Everything from the line containing "Enumerate this screenshot's" through the last line of the data below should be given again exactly, both end lines included and nothing more.

START GIVEN RECORDS

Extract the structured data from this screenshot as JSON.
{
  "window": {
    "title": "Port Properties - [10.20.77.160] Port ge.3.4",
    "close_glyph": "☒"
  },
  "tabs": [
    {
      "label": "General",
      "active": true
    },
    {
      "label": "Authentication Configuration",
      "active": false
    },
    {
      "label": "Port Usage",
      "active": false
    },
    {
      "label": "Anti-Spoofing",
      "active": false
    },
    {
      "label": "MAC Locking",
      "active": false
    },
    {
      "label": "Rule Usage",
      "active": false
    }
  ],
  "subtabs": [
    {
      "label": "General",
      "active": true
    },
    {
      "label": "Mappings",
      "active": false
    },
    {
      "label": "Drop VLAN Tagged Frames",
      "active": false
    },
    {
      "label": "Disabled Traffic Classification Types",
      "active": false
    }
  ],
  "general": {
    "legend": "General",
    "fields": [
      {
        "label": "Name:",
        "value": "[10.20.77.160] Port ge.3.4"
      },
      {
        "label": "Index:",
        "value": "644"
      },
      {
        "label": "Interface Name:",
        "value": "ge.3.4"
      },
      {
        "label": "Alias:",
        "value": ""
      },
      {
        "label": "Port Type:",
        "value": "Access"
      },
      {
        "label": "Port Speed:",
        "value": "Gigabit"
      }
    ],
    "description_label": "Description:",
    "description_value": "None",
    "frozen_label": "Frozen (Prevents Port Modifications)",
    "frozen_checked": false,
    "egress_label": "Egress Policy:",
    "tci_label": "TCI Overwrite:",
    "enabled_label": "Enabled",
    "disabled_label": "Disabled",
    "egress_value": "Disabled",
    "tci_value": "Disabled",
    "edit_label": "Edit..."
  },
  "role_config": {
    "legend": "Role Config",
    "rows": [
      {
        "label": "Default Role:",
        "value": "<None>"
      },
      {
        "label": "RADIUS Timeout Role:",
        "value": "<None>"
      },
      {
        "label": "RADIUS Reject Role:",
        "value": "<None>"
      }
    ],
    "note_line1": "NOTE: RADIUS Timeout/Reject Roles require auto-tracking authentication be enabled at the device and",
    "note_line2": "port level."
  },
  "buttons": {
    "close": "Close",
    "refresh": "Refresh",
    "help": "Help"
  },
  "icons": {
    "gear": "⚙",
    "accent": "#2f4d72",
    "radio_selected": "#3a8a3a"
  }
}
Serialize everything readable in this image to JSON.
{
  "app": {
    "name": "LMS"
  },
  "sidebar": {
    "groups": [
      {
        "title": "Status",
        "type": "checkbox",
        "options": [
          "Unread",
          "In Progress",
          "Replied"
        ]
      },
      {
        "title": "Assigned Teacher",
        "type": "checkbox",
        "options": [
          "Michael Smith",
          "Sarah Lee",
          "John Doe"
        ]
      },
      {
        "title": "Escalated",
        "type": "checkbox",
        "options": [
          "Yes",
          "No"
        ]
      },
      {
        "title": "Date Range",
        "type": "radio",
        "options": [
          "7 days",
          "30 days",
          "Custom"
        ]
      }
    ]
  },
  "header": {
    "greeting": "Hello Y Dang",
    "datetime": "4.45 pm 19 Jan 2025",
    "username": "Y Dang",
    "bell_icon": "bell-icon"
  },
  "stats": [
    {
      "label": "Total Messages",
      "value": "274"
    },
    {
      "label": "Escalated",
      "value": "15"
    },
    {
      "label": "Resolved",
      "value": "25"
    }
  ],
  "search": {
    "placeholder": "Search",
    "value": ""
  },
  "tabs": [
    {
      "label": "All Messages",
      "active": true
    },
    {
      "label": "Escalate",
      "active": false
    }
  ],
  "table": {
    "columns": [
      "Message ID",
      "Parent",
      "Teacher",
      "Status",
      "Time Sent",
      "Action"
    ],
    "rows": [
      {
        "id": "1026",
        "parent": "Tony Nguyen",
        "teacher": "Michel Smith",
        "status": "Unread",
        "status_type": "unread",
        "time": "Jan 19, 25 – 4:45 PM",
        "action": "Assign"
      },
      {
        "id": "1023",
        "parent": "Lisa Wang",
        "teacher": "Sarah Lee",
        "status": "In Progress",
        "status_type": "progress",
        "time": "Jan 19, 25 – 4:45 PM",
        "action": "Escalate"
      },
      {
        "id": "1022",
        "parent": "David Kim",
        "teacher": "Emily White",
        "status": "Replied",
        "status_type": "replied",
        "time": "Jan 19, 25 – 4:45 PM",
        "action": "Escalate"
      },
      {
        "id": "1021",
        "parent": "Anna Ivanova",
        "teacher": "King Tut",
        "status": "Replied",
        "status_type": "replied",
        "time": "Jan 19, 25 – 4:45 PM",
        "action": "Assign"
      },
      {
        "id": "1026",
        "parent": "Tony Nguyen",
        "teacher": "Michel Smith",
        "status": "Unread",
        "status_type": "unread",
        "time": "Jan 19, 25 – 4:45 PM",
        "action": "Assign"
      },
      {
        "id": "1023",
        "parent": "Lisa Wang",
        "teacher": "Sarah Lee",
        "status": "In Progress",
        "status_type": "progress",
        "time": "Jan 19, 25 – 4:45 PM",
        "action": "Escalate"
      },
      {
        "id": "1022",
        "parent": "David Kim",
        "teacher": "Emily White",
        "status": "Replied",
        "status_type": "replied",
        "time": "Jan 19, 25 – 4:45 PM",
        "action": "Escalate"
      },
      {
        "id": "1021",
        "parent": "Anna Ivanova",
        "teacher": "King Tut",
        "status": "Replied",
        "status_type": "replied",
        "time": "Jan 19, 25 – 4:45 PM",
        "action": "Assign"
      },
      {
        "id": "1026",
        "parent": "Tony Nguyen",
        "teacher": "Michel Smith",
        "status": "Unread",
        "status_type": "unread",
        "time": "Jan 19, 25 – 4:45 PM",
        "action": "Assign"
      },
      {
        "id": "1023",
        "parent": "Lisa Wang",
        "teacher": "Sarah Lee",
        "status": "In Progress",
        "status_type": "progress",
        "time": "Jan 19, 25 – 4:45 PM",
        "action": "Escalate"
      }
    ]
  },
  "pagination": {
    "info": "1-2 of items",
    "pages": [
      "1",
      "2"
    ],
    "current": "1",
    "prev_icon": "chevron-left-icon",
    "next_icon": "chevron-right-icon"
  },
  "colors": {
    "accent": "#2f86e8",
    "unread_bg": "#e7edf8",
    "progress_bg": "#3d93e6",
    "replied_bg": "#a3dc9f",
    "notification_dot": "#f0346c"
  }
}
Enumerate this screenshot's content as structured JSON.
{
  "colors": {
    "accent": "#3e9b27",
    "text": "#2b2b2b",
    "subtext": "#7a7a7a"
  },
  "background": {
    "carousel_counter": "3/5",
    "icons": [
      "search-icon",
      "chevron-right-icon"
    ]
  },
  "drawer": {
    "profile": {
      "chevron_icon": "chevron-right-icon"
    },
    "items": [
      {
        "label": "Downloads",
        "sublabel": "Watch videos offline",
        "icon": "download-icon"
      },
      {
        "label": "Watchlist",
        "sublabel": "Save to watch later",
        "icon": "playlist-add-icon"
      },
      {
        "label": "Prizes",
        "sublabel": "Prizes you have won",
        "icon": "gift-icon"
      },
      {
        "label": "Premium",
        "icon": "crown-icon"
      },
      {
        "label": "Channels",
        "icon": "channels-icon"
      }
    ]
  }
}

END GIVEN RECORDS

REPLY TO THE TASK -
Enumerate this screenshot's content as structured JSON.
{
  "colors": {
    "accent": "#3e9b27",
    "text": "#2b2b2b",
    "subtext": "#7a7a7a"
  },
  "background": {
    "carousel_counter": "3/5",
    "icons": [
      "search-icon",
      "chevron-right-icon"
    ]
  },
  "drawer": {
    "profile": {
      "chevron_icon": "chevron-right-icon"
    },
    "items": [
      {
        "label": "Downloads",
        "sublabel": "Watch videos offline",
        "icon": "download-icon"
      },
      {
        "label": "Watchlist",
        "sublabel": "Save to watch later",
        "icon": "playlist-add-icon"
      },
      {
        "label": "Prizes",
        "sublabel": "Prizes you have won",
        "icon": "gift-icon"
      },
      {
        "label": "Premium",
        "icon": "crown-icon"
      },
      {
        "label": "Channels",
        "icon": "channels-icon"
      }
    ]
  }
}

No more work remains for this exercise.